Describe Respiratory burst
superoxide formed via NADPH oxidase
H2O2 formed via superoxide dismutase
OCl- formed via myeloperoxidase
Describe phagosome-lysosome fusion
lysosomes from granules
defensins and protegrins disrupt mmbrane
lactoferrin chelates iron
Describe toxic nitrogen oxides
the cNOS and iNOS pathways produce NO.
No inhibits iron enzymes and damages pathogen DNA.
(iNOS and resp burst form peroxynitrite)
What are the main cytokines that induce inflammation?
Which cytokines induce fever?
Which receptors/ligands are involved in rolling adhesion?
sialyl_Lewisx on the neutrophil:
E-selectins on endothelials
Which receptors/ligands are involved in tight binding?
integrins on neutrophil:
ICAM-1 on endothelials
Which receptors/ligands are involved in diapedesis?
integrins on neutrophil:
Which complement pathway inhibitors can cause meningitis?
What cels are the major producers of IFN-gamma?
CD4 helper T cells
What type of surface oplarity of bacteria enhance phagocytosis?
hydrophobic surfaces enhance phagocytosis
ex: M. tuberculosis
ex: s. pneumoniae
What is the acute phase response?
a systemic resopnse to local inlammation
increased hormone (ACTH)
acute phase proteins
name some actue phase proteins
What can an elevated CRP level indicate?
unstable coronary artery disease
if in healthy: higher risk of CV disease
What is ESR?
erythrocyte sedimentation rate
Bigrinogen reduces charge on RBC so they clump.
ESR~ level of inflamm response
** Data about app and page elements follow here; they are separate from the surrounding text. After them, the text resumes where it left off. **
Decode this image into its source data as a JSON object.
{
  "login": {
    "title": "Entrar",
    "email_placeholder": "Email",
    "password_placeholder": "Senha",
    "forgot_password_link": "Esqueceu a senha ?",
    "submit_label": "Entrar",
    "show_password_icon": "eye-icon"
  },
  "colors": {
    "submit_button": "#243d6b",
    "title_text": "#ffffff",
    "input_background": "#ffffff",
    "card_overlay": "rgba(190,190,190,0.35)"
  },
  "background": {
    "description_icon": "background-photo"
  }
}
TB, tissue necrosis, rheumatic, MI, malignancy
What is the hallmark of local acute response?
influx of PMNs
What are the 3 enzyme cascades that are activated when endothelial cells are damaged?
blood clotting/kinin system
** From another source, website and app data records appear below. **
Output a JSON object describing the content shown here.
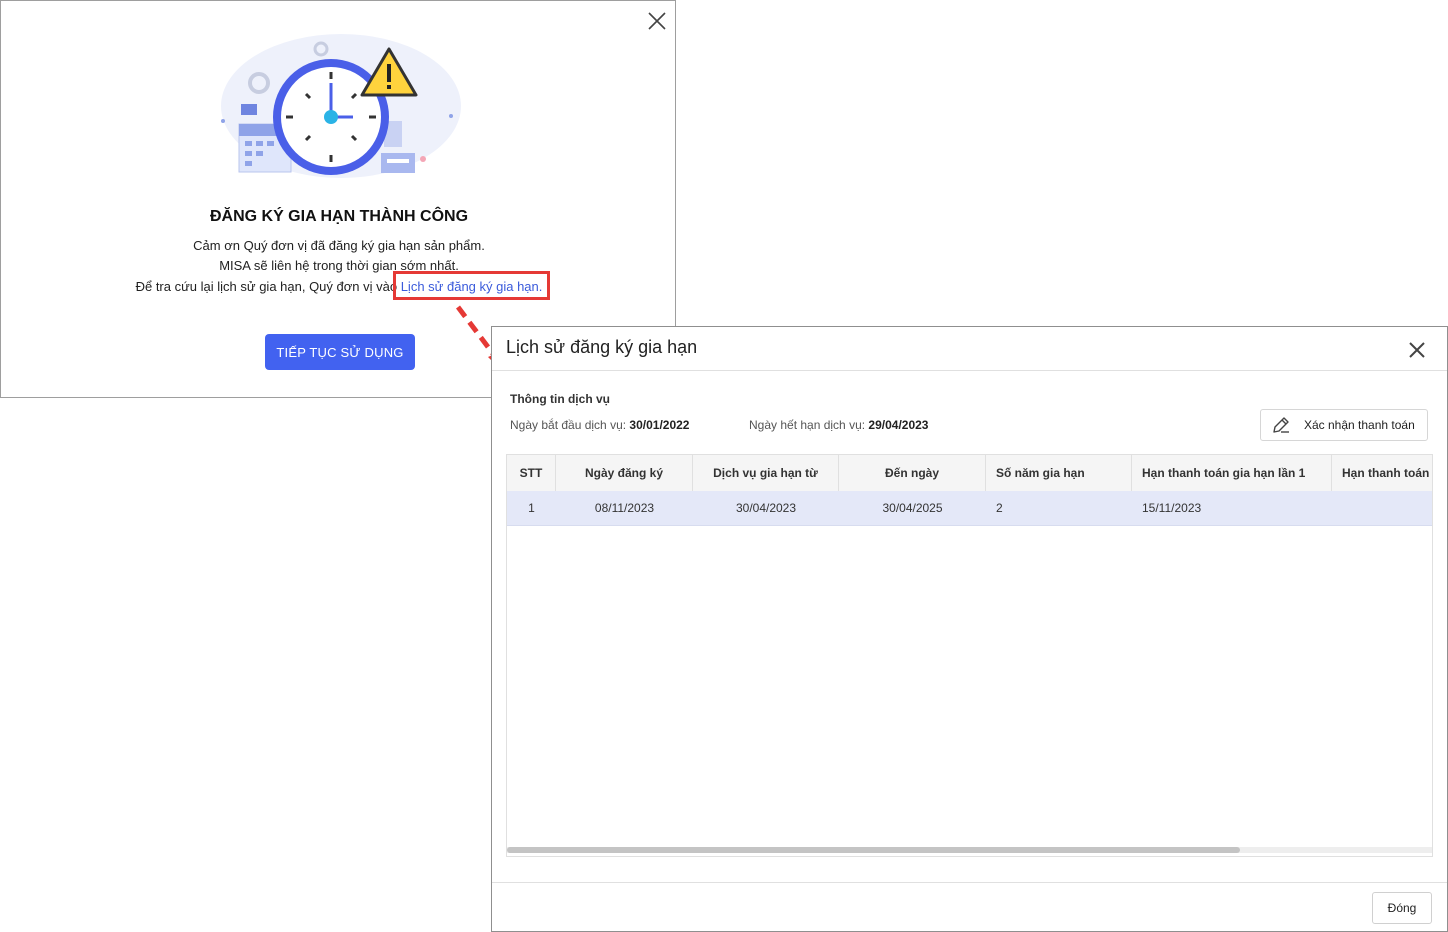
{
  "success_dialog": {
    "title": "ĐĂNG KÝ GIA HẠN THÀNH CÔNG",
    "line1": "Cảm ơn Quý đơn vị đã đăng ký gia hạn sản phẩm.",
    "line2": "MISA sẽ liên hệ trong thời gian sớm nhất.",
    "line3_prefix": "Để tra cứu lại lịch sử gia hạn, Quý đơn vị vào ",
    "history_link": "Lịch sử đăng ký gia hạn.",
    "continue_button": "TIẾP TỤC SỬ DỤNG",
    "close_icon": "close-icon",
    "highlight_color": "#e53935",
    "accent_color": "#4262f0"
  },
  "history_dialog": {
    "title": "Lịch sử đăng ký gia hạn",
    "close_icon": "close-icon",
    "section_title": "Thông tin dịch vụ",
    "start_label": "Ngày bắt đầu dịch vụ: ",
    "start_value": "30/01/2022",
    "end_label": "Ngày hết hạn dịch vụ: ",
    "end_value": "29/04/2023",
    "confirm_button": "Xác nhận thanh toán",
    "confirm_icon": "pencil-icon",
    "columns": [
      "STT",
      "Ngày đăng ký",
      "Dịch vụ gia hạn từ",
      "Đến ngày",
      "Số năm gia hạn",
      "Hạn thanh toán gia hạn lần 1",
      "Hạn thanh toán"
    ],
    "rows": [
      [
        "1",
        "08/11/2023",
        "30/04/2023",
        "30/04/2025",
        "2",
        "15/11/2023",
        ""
      ]
    ],
    "close_button": "Đóng",
    "selected_row_color": "#e4e8f8"
  }
}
What are matrix metalloproteinases?
degrade ECM proteins so free moveement of inflammatroy cells can occur
Describe the effedct of adenosine in inflammation
A1 receptor: enhances inflammation
-activated at low concentrations
A2 receptor: suppresses inflammation
-activated at high concentrations
What is the hallmark of chronic inflammation?
accumulation/activation of macrophages
enlargement and replacement of normal tissue
M1 center, M2 periph